“In 2016, we grew 18 varieties. In 2017, we narrowed it down to 12 because of breeder’s rights. New varieties are coming out of Europe so we have to get on the bandwagon, which we have,” Trevor says. “I’d say 39 per cent are yellows, reds are probably 43 per cent and the whites and russets are about 18 per cent. Yellows are probably trending higher. They yield better, look better, taste better and they market better too.”
In 2004, Pacific Potato added organic seed potatoes to their lineup, which Jim notes can be a tricky prospect for seed potatoes.
Trevor says when the farm is in production, they spray a fungicide once a week as a preventative measure on the conventional crop and for the aphids in the organic potatoes they use mineral oils.
About 80 per cent of the seed potato crop from Pacific Potato goes to the U.S. grower market and finding the right varieties for that market are key, but Trevor notes the BC Fresh campaign has helped boost the demand for local potatoes.
One of the new varieties Pacific Potato is bringing to market is the high disease and bruising-resistant Merida. This high-yielding, early, yellow potato has shallow eyes and won’t discolour when boiled. Pacific Potato will be the only seed potato grower in North America to offer this short oval shaped, uniform tuber that looks similar to the Yukon Gold (which Pacific Potato continues to grow). It’s the perfect addition for the Harris’s heavy clay soil, which produces a smooth, shiny skin and taste that appeals to the fresh market.

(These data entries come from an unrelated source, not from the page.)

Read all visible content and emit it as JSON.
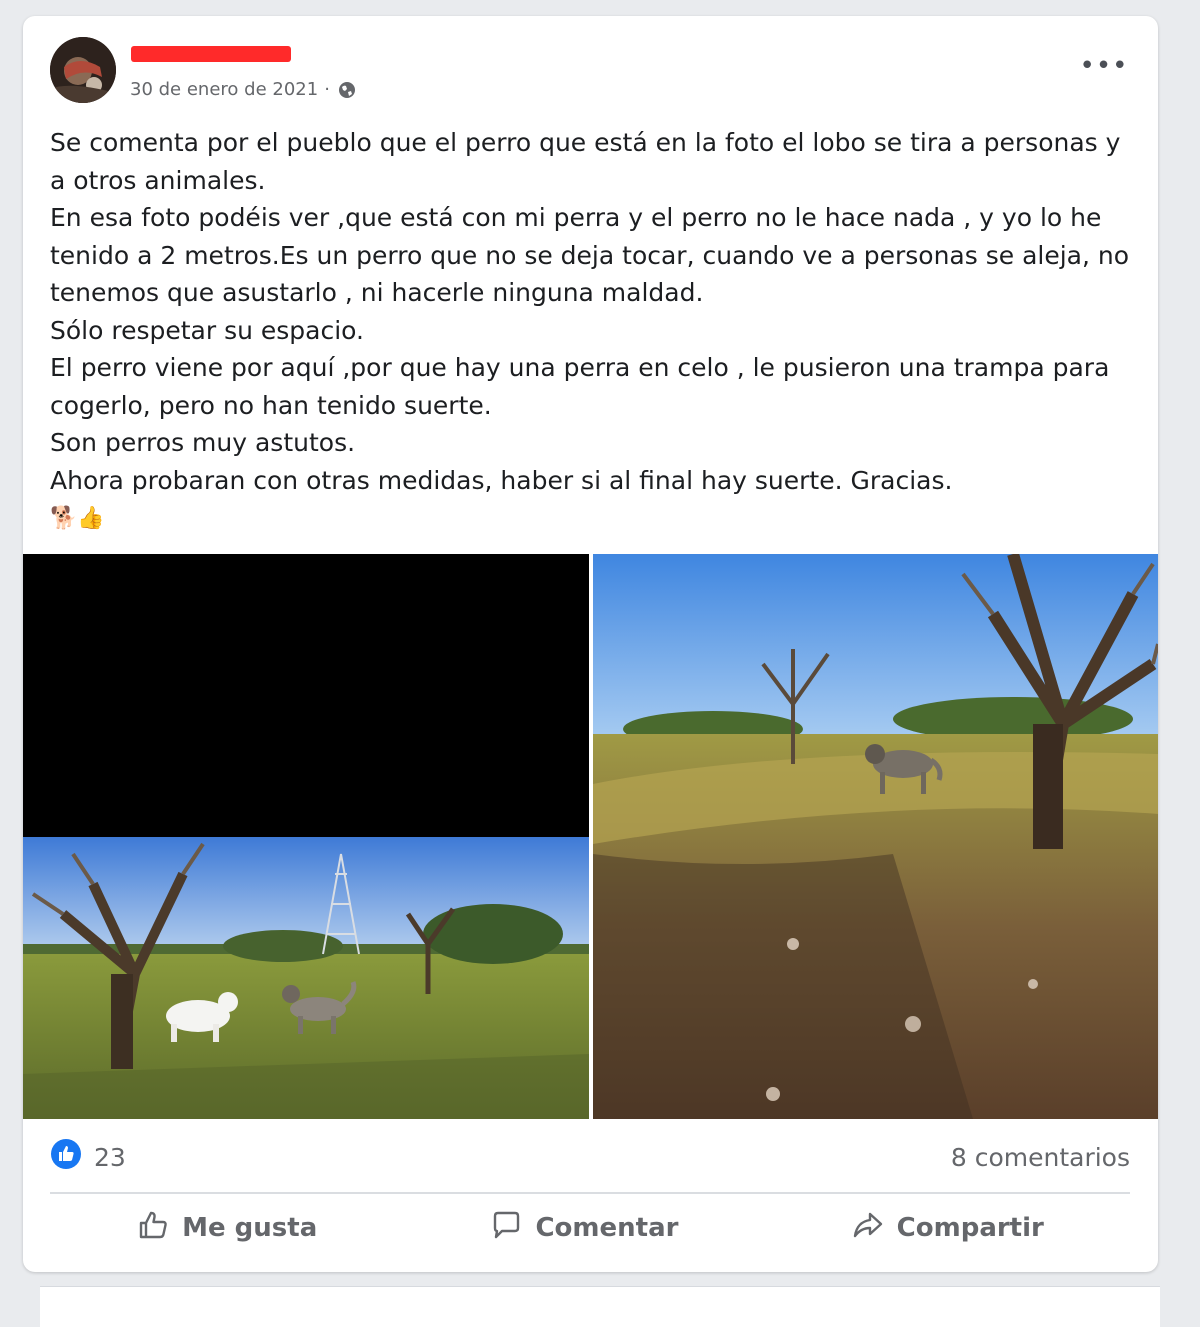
{
  "post": {
    "date": "30 de enero de 2021",
    "separator": "·",
    "more_label": "•••",
    "text_lines": [
      "Se comenta por el pueblo que el perro que está en la foto  el lobo  se tira  a personas y a otros animales.",
      "En esa foto podéis ver ,que está con mi perra  y el perro no le hace nada , y yo lo he tenido a 2 metros.Es un perro que no se deja tocar, cuando ve a personas se aleja, no tenemos que asustarlo , ni hacerle ninguna maldad.",
      "Sólo respetar su espacio.",
      "El perro viene por aquí ,por que hay una perra en celo ,  le pusieron una trampa para cogerlo,  pero no han tenido suerte.",
      "Son perros muy astutos.",
      "Ahora probaran con otras medidas, haber si al final hay suerte. Gracias."
    ],
    "emojis": "🐕👍"
  },
  "stats": {
    "likes": "23",
    "comments": "8 comentarios"
  },
  "actions": {
    "like": "Me gusta",
    "comment": "Comentar",
    "share": "Compartir"
  },
  "colors": {
    "like_blue": "#1877f2",
    "redaction": "#ff2a2a"
  }
}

Trevor continues to work closely with the Canadian Food Inspection Agency to ensure potatoes grown on the farm meet the specified standards to be certified as seed. It’s a long process from tissue culture to fresh-market potatoes, but not nearly as long as the Harris family roots have grown in Delta soil.